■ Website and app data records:
BEGIN
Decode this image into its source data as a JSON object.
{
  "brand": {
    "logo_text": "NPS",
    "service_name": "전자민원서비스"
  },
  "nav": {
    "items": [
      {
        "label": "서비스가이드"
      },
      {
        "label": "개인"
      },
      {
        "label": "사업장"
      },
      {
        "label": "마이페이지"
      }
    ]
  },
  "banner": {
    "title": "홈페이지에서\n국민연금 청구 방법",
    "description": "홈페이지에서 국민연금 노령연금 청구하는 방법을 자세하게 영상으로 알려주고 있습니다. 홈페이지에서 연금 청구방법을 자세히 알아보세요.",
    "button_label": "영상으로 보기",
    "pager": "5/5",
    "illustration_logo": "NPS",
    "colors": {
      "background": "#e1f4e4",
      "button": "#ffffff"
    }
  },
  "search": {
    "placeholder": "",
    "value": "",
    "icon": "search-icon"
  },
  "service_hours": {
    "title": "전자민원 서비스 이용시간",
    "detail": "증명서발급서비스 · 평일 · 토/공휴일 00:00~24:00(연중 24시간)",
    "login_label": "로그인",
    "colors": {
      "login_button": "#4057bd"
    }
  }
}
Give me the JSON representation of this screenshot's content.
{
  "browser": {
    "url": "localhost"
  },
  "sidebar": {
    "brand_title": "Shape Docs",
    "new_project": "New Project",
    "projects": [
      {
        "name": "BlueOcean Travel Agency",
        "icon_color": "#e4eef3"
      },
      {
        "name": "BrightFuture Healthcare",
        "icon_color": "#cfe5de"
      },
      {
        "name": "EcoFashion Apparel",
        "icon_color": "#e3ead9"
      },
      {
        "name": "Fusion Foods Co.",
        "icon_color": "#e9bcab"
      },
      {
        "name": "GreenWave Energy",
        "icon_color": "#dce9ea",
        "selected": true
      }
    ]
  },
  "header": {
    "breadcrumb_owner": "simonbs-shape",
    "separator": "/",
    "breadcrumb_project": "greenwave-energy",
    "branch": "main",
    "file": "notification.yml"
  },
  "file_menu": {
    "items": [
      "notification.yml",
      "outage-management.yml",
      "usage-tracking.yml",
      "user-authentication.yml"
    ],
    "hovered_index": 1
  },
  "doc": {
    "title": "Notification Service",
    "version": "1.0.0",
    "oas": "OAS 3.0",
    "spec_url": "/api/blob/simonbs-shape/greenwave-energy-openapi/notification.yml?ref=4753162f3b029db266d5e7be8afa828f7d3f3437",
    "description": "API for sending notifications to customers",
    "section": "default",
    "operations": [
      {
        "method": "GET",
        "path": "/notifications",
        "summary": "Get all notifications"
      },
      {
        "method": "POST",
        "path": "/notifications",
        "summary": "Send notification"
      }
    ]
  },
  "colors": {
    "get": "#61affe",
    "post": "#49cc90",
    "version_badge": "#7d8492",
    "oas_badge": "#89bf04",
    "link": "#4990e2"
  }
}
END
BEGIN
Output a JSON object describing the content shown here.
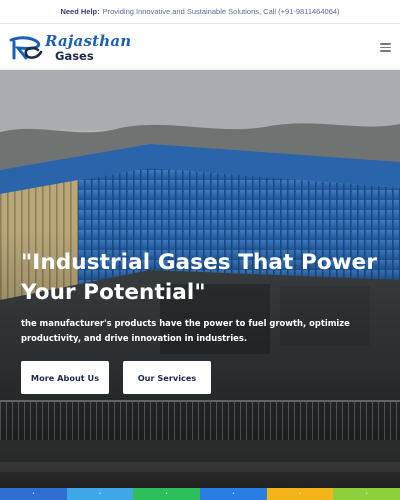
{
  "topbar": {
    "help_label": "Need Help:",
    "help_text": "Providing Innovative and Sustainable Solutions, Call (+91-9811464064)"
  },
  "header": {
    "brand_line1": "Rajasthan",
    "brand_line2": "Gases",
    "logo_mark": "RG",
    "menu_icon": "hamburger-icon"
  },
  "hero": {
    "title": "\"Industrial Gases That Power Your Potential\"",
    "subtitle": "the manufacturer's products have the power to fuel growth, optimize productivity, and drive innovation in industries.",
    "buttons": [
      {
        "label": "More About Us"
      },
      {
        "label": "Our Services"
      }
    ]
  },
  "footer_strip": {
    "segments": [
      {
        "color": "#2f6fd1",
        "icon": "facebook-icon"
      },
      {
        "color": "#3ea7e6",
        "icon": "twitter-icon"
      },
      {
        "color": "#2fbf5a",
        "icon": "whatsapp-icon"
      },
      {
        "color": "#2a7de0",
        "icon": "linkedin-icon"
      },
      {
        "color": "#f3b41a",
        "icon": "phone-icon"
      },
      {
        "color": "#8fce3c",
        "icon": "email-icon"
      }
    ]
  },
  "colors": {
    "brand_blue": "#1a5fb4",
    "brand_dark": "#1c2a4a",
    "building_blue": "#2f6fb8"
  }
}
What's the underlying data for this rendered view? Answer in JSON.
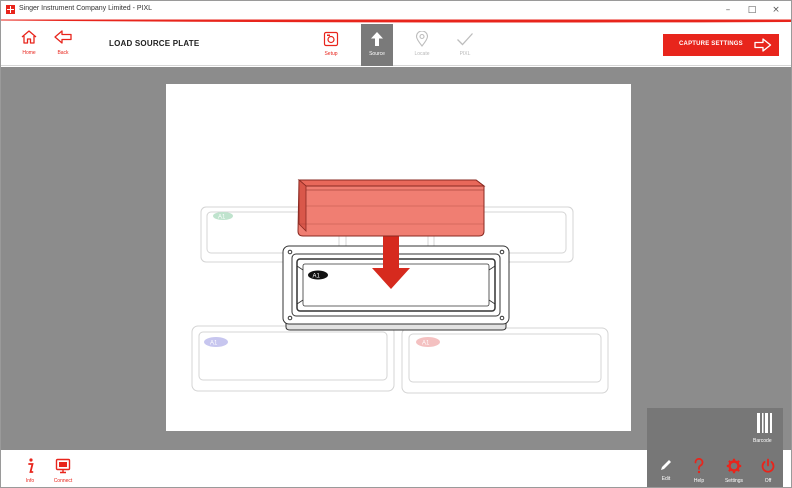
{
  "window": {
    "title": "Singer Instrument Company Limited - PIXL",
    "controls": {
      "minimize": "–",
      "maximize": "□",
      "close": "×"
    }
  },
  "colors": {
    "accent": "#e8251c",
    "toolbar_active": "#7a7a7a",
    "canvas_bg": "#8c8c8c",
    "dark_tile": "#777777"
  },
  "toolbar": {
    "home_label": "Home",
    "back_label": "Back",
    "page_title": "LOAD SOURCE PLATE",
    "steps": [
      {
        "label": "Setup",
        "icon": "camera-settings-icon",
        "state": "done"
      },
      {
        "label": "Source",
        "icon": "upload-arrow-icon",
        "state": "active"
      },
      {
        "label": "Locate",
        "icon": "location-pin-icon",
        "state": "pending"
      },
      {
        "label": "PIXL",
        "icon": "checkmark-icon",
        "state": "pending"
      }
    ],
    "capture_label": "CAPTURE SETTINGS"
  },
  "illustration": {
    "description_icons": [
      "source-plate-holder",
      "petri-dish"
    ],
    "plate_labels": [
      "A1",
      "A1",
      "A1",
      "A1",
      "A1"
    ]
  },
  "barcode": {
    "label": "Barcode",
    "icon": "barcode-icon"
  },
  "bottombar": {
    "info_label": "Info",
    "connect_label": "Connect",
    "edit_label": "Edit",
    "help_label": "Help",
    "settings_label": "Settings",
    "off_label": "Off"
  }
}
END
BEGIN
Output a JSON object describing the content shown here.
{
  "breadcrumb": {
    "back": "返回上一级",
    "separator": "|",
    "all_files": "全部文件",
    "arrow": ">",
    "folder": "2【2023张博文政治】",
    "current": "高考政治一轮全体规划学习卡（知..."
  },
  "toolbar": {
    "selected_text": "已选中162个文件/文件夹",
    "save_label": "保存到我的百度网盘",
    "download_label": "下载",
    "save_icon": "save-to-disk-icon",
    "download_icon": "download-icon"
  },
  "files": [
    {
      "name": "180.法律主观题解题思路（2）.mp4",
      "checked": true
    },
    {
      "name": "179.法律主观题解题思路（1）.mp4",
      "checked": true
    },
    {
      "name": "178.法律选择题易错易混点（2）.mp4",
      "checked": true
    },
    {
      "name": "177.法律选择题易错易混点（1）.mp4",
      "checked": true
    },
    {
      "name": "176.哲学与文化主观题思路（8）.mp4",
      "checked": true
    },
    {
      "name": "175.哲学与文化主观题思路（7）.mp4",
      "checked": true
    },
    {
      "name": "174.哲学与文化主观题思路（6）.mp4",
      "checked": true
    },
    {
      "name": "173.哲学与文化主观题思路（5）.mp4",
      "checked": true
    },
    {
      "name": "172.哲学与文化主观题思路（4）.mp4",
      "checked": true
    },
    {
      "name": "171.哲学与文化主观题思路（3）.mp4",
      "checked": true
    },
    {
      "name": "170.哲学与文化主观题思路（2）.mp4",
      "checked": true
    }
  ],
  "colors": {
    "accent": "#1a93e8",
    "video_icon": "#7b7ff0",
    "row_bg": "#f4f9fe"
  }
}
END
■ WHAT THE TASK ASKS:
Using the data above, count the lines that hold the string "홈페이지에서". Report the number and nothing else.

■ EXERCISE ANSWER:
2